- [Assignment]
Which of the lines below include the word "false"? Pull each one out.

Records contained in a dataset:

BEGIN

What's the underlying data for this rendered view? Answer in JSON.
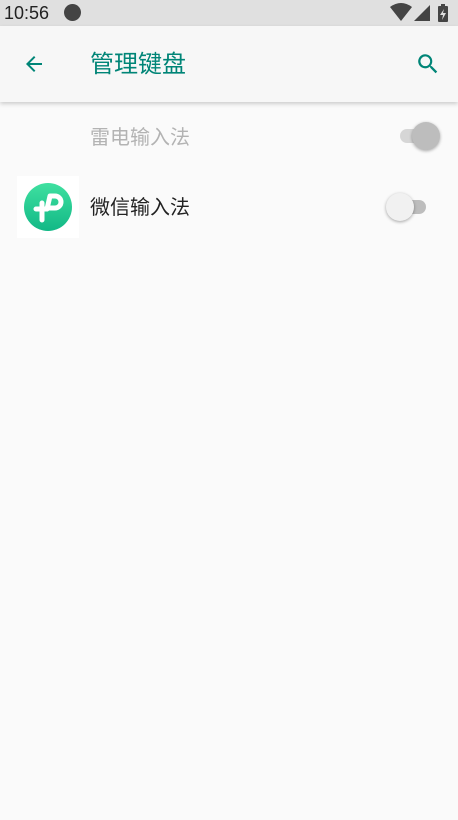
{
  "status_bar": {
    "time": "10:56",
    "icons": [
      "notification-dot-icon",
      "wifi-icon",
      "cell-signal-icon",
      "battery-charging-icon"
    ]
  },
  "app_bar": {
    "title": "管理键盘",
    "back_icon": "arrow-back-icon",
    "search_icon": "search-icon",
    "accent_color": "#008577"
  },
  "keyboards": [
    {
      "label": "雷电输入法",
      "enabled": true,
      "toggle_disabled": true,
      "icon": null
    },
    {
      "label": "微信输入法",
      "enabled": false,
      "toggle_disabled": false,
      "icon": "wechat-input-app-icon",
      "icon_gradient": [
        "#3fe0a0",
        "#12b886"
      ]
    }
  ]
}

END

- [Final answer]
      "enabled": false,
      "toggle_disabled": false,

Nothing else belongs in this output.